The paper trudged along for another decade and if there was one thing that really stood out, it was the photographs. We may sometimes forget that the 1970s & 80s were tumultuous and exciting times and the images that ran in the pages of the Herald Examiner now remind us of that. The photos also recall that Los Angeles was an all around championship sports town (Lakers, Dodgers, and Raiders) in the 1980s and the Herald Examiner sports section was renowned, covering legends made on baseball fields and basketball courts, reaching a pinnacle in the summer of 1984 when the Olympic Games took over the city.
After the Herald Examiner folded, the image archive, dating back to the mid-1920s was donated to the Los Angeles Public Library.
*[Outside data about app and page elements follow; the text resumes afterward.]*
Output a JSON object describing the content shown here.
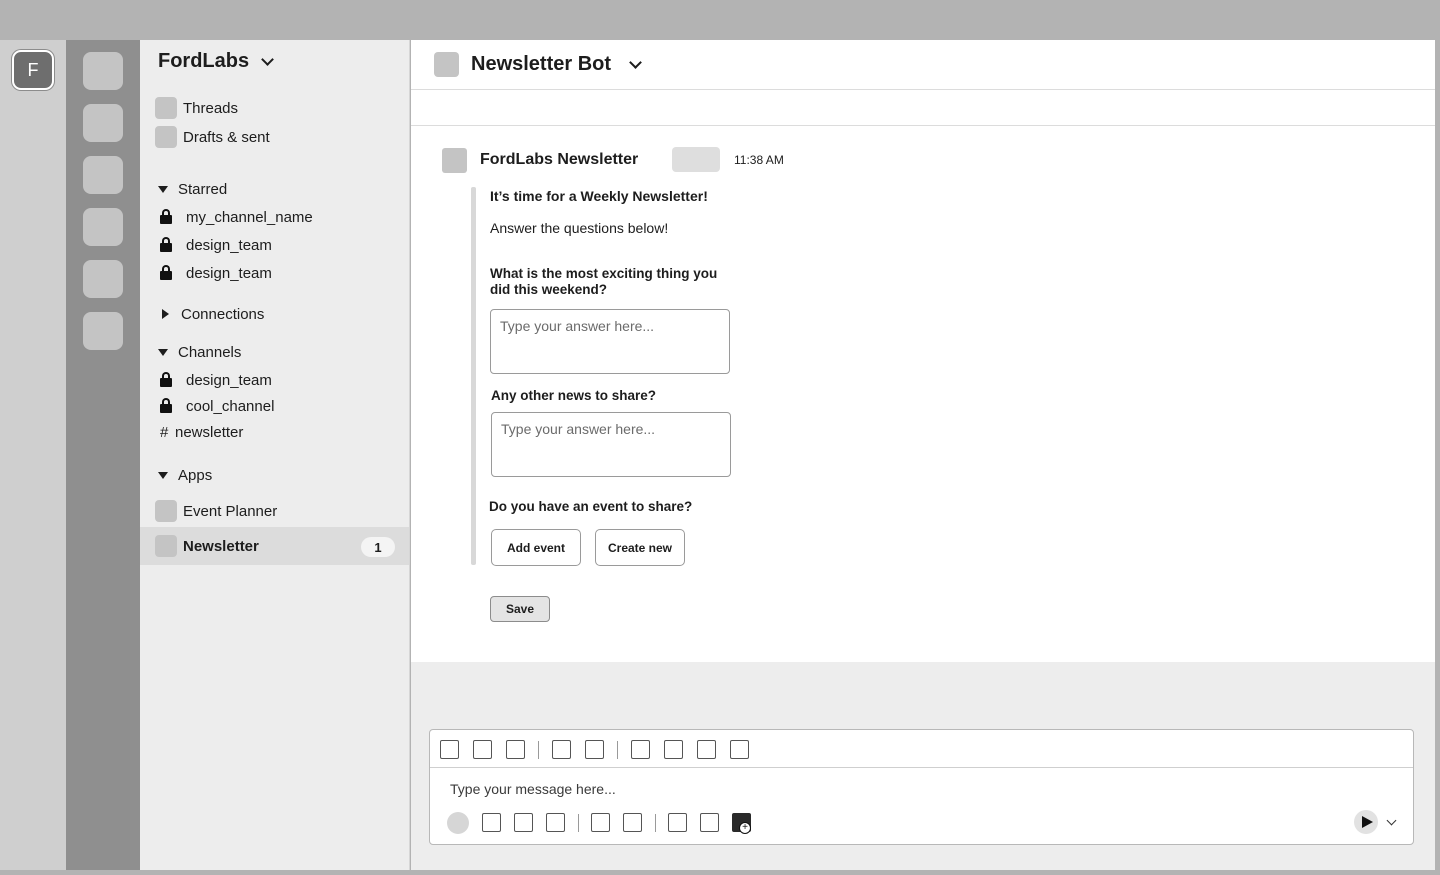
{
  "workspace_rail": {
    "initial": "F"
  },
  "sidebar": {
    "workspace_name": "FordLabs",
    "top_items": [
      {
        "label": "Threads"
      },
      {
        "label": "Drafts & sent"
      }
    ],
    "starred": {
      "label": "Starred",
      "items": [
        {
          "label": "my_channel_name"
        },
        {
          "label": "design_team"
        },
        {
          "label": "design_team"
        }
      ]
    },
    "connections": {
      "label": "Connections"
    },
    "channels": {
      "label": "Channels",
      "items": [
        {
          "label": "design_team",
          "icon": "lock-icon"
        },
        {
          "label": "cool_channel",
          "icon": "lock-icon"
        },
        {
          "label": "newsletter",
          "icon": "hash-icon",
          "prefix": "#"
        }
      ]
    },
    "apps": {
      "label": "Apps",
      "items": [
        {
          "label": "Event Planner"
        },
        {
          "label": "Newsletter",
          "badge": "1"
        }
      ]
    }
  },
  "header": {
    "title": "Newsletter Bot"
  },
  "message": {
    "author": "FordLabs Newsletter",
    "time": "11:38 AM",
    "heading": "It’s time for a Weekly Newsletter!",
    "intro": "Answer the questions below!",
    "q1": "What is the most exciting thing you did this weekend?",
    "q1_placeholder": "Type your answer here...",
    "q2": "Any other news to share?",
    "q2_placeholder": "Type your answer here...",
    "q3": "Do you have an event to share?",
    "add_event": "Add event",
    "create_new": "Create new",
    "save": "Save"
  },
  "composer": {
    "placeholder": "Type your message here..."
  }
}
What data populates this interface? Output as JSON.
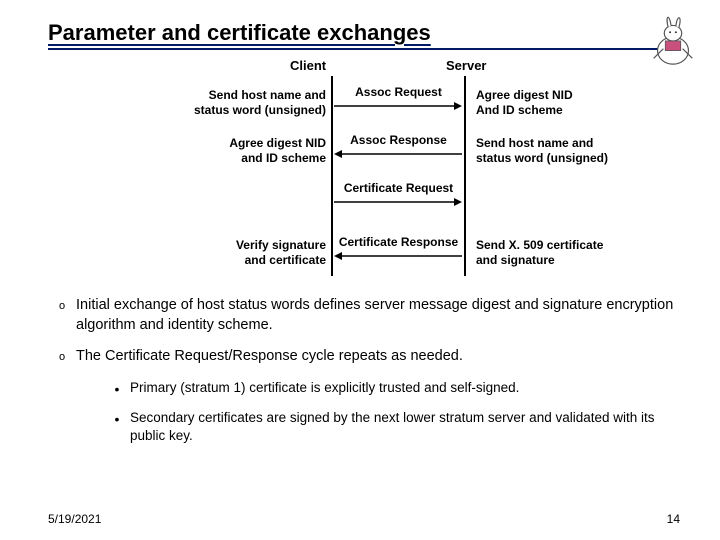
{
  "title": "Parameter and certificate exchanges",
  "diagram": {
    "client_label": "Client",
    "server_label": "Server",
    "rows": [
      {
        "left": "Send host name and\nstatus word (unsigned)",
        "mid": "Assoc Request",
        "right": "Agree digest NID\nAnd ID scheme",
        "dir": "right"
      },
      {
        "left": "Agree digest NID\nand ID scheme",
        "mid": "Assoc Response",
        "right": "Send host name and\nstatus word (unsigned)",
        "dir": "left"
      },
      {
        "left": "",
        "mid": "Certificate Request",
        "right": "",
        "dir": "right"
      },
      {
        "left": "Verify signature\nand certificate",
        "mid": "Certificate Response",
        "right": "Send X. 509 certificate\nand signature",
        "dir": "left"
      }
    ]
  },
  "bullets": [
    "Initial exchange of host status words defines server message digest and signature encryption algorithm and identity scheme.",
    "The Certificate Request/Response cycle repeats as needed."
  ],
  "subbullets": [
    "Primary (stratum 1) certificate is explicitly trusted and self-signed.",
    "Secondary certificates are signed by the next lower stratum server and validated with its public key."
  ],
  "footer": {
    "date": "5/19/2021",
    "page": "14"
  }
}
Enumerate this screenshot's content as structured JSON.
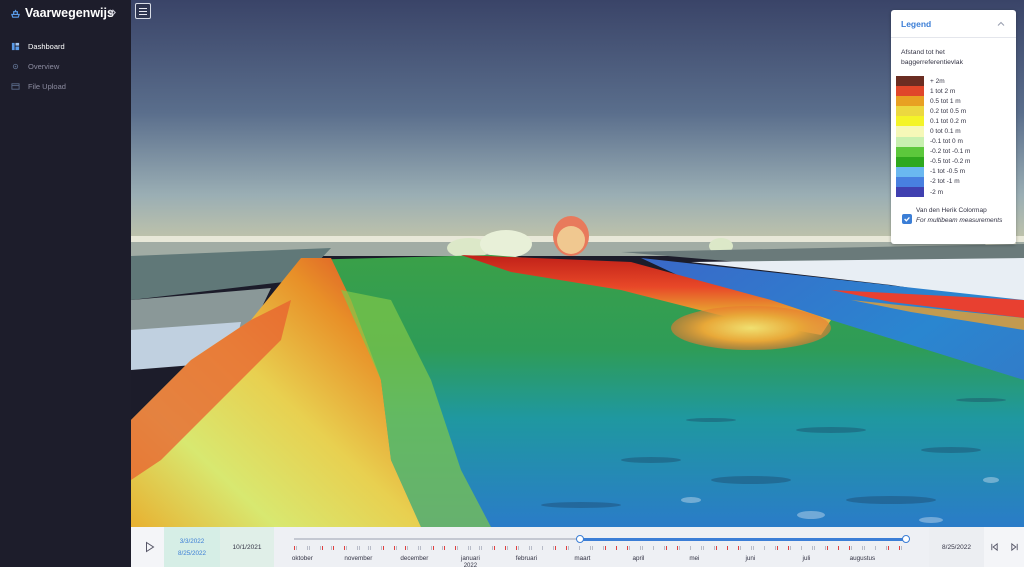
{
  "app": {
    "title": "Vaarwegenwijs"
  },
  "sidebar": {
    "items": [
      {
        "label": "Dashboard",
        "icon": "dashboard-icon",
        "active": true
      },
      {
        "label": "Overview",
        "icon": "overview-icon",
        "active": false
      },
      {
        "label": "File Upload",
        "icon": "file-upload-icon",
        "active": false
      }
    ]
  },
  "legend": {
    "title": "Legend",
    "subtitle": "Afstand tot het baggerreferentievlak",
    "entries": [
      {
        "label": "+ 2m",
        "color": "#6b2d22"
      },
      {
        "label": "1 tot 2 m",
        "color": "#e0462a"
      },
      {
        "label": "0.5 tot 1 m",
        "color": "#e8a022"
      },
      {
        "label": "0.2 tot 0.5 m",
        "color": "#ecd840"
      },
      {
        "label": "0.1 tot 0.2 m",
        "color": "#f4f428"
      },
      {
        "label": "0 tot 0.1 m",
        "color": "#f6f8b8"
      },
      {
        "label": "-0.1 tot 0 m",
        "color": "#c8f0b0"
      },
      {
        "label": "-0.2 tot -0.1 m",
        "color": "#5cc83c"
      },
      {
        "label": "-0.5 tot -0.2 m",
        "color": "#2ea81e"
      },
      {
        "label": "-1 tot -0.5 m",
        "color": "#6ab8f0"
      },
      {
        "label": "-2 tot -1 m",
        "color": "#4880e0"
      },
      {
        "label": "-2 m",
        "color": "#4040b0"
      }
    ],
    "colormap_label": "Van den Herik Colormap",
    "colormap_note": "For multibeam measurements",
    "colormap_checked": true
  },
  "timeline": {
    "selected_start": "3/3/2022",
    "selected_end": "8/25/2022",
    "range_start": "10/1/2021",
    "range_end": "8/25/2022",
    "months": [
      "oktober",
      "november",
      "december",
      "januari",
      "februari",
      "maart",
      "april",
      "mei",
      "juni",
      "juli",
      "augustus"
    ],
    "year_label": "2022",
    "accent": "#3b7ed6",
    "tick_color": "#e04040"
  }
}
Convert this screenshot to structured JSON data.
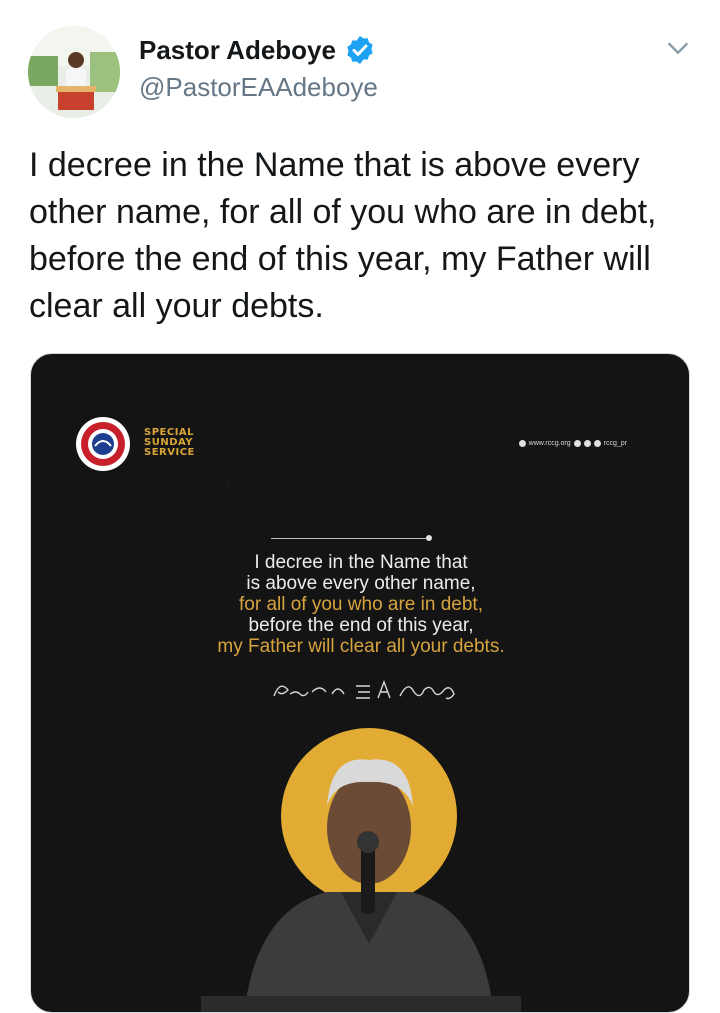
{
  "header": {
    "name": "Pastor Adeboye",
    "handle": "@PastorEAAdeboye",
    "verified_color": "#1da1f2"
  },
  "tweet": {
    "text": "I decree in the Name that is above every other name, for all of you who are in debt, before the end of this year, my Father will clear all your debts."
  },
  "media": {
    "logo_text": "THE REDEEMED CHRISTIAN CHURCH OF GOD",
    "service_lines": [
      "SPECIAL",
      "SUNDAY",
      "SERVICE"
    ],
    "website": "www.rccg.org",
    "social_handle": "rccg_pr",
    "quote_lines": [
      "I decree in the Name that",
      "is above every other name,",
      "for all of you who are in debt,",
      "before the end of this year,",
      "my Father will clear all your debts."
    ],
    "signature": "Pastor E.A. Adeboye",
    "accent_color": "#d6a33f",
    "halo_color": "#e2ac34"
  }
}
For those of us who work with the collection, the photographer names stamped on the backs of the photos have become so familiar that we almost feel like we know them through their images. Their extraordinary photos have become such a constant of our daily working existence that to come across an image by Paul Chinn or Anne Knudsen feels like meeting up with an old friend, while at the same time crossing paths with a rock star of sorts, whose efforts have preserved tangible evidence of our city's more recent history. For those who spend time searching the Library's collection of digitized images, the feelings toward these former Herald Examiner photographers, whose names will pop up again and again, is probably similar.
On Saturday, March 9th at 2:00pm in the Taper Auditorium of Central Library, we will finally be able to put names and images to faces, as former Herald Examiner photographers Dean Musgrove, Paul Chinn, Anne Knudsen, Jim Ruebsamen, Jim Ober, Javier Mendoza, Mike Mullen, Rob Brown, and Ken Papaleo gather to talk about their photographs and time on the newspaper. This not-to-be-missed program is presented by the non-profit Photo Friends and is free and open to the public. Reservations are not required and additional information can be found on the LAPL website.